How much will it cost you to run?

Use the Parkers Miles per pound details on new and nearly-new cars to see how far your money will go.

Used car dealer Mk 7 Escort

Check the paperwork

If you’re buying used then now is a good time to check all the paperwork and whether a full record of servicing has been kept. It’s also a good idea to get a history check to make sure there isn’t any outstanding finance, and that the car hasn’t been previously stolen or written off – just visit the Parkers Car History Check section and enter the car’s registration number.

Also, if you’re considering taking out finance, take a look at your options and the pros and cons of each finance method in our article here before signing on the dotted line.   

Taking a test drive

It might sound like an obvious thing to do but taking a test drive is vital.

Make sure you like the driving position, the locations of the controls and how the car feels to drive.

If you’re looking at a used car make sure you get a go when the engine is cold. If it’s been slyly warmed before you arrive it might hide all sorts of issues.

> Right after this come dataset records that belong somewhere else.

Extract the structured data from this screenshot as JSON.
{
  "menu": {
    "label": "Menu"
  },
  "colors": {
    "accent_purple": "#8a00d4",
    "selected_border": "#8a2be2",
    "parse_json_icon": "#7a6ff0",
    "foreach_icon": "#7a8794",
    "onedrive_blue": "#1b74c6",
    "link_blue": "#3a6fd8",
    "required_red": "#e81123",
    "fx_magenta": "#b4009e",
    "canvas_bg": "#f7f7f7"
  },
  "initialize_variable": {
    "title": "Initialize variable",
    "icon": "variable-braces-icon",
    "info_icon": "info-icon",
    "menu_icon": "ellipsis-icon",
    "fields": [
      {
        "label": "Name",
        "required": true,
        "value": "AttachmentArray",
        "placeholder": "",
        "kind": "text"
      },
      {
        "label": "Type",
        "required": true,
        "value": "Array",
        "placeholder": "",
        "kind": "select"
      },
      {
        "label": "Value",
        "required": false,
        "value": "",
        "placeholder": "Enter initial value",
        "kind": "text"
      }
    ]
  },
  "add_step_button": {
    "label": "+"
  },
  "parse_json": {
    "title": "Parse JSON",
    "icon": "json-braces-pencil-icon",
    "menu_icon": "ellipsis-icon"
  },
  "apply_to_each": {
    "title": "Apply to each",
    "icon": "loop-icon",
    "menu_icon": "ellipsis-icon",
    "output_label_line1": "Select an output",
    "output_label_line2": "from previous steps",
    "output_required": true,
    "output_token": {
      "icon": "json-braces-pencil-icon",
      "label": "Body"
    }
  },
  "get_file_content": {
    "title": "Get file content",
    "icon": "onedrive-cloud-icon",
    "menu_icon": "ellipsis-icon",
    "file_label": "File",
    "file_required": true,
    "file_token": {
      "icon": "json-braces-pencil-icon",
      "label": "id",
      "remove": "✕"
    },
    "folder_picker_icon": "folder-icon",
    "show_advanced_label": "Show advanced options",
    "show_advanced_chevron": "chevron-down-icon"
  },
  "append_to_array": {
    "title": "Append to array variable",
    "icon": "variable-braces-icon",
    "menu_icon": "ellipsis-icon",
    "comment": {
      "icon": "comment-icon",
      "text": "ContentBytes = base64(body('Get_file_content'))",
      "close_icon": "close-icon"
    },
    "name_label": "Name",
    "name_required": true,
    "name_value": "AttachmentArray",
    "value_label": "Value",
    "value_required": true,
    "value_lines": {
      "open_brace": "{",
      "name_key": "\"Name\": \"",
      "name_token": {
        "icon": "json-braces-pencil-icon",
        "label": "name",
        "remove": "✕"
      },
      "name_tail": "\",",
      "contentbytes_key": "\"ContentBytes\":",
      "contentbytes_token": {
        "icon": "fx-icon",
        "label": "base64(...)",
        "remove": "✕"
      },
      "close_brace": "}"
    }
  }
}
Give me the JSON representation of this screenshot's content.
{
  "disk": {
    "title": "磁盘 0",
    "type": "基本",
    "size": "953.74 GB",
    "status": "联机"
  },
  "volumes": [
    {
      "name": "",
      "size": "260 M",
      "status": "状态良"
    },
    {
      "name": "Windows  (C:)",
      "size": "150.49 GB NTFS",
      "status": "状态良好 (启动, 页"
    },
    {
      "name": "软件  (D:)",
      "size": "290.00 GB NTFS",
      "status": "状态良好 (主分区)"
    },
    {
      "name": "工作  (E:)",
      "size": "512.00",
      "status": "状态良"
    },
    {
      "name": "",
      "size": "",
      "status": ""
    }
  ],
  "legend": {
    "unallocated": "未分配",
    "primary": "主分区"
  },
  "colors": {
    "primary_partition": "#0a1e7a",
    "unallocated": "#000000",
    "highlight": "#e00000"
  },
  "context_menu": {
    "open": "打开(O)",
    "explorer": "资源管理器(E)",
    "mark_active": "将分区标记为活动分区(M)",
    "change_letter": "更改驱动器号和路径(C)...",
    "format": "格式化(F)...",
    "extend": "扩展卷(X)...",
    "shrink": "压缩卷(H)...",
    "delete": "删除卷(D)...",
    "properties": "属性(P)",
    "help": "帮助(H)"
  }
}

Also look for scuffed wheels and bumpers that might hint towards more serious damaged underneath the skin.

While driving select a high gear at a low speed and press the accelerator. If the engine gets louder but the speed doesn’t increase then there could be a problem with the clutch.

New car driving away

Perform a slow turn with the wheel turned all the way left and then right. If you hear any knocking or vibration then it could mean worn driveshafts or CV joints.

On a clear road brake firmly to check if the car stops in a straight line. It’s vital that the brakes work properly.

Also, make sure you take a pushchair and golf clubs, if you use them with you to make sure the car will fit into your lifestyle. Bring the family on the test drive too, it’s important to get an opinion from everyone.

Cash vs part exchange

Simplicity is the big attraction of part-exchange, however, dealers will be looking to maximise their profit so will offer the lowest price they can for your old car. Sometimes haggling can be difficult too as dealers will have a fixed margin for deals that they will not budge on.

If you’ve got the time, buying a new car with cash helps you haggle on the price, which means selling your old car beforehand to free up funds.

To find out what your car is worth, use Parkers valuations for an accurate price, all you need to do is put in the cars numberplate (or the make and model) and we’ll do the rest.

A private sale should net you a better price, but check the buyer’s funds have cleared before handing over the car. If they pay by cash, ask your bank to check the notes are genuine.

Click here to read our guide to writing a classified ad.

Don’t be afraid to walk away

Never enter into a deal you’re not entirely happy with. There are plenty more cars out there – and plenty of them in the Cars for Sale classifieds section on the Parkers site.

Need more help? These articles may help…

Top 10 cars to look out for in 2016

Four-wheel drive: myth or must-have?

Car tax: Top five tax myths dispelled

Top five winter 4x4s

Top 10 new cars for £150 per month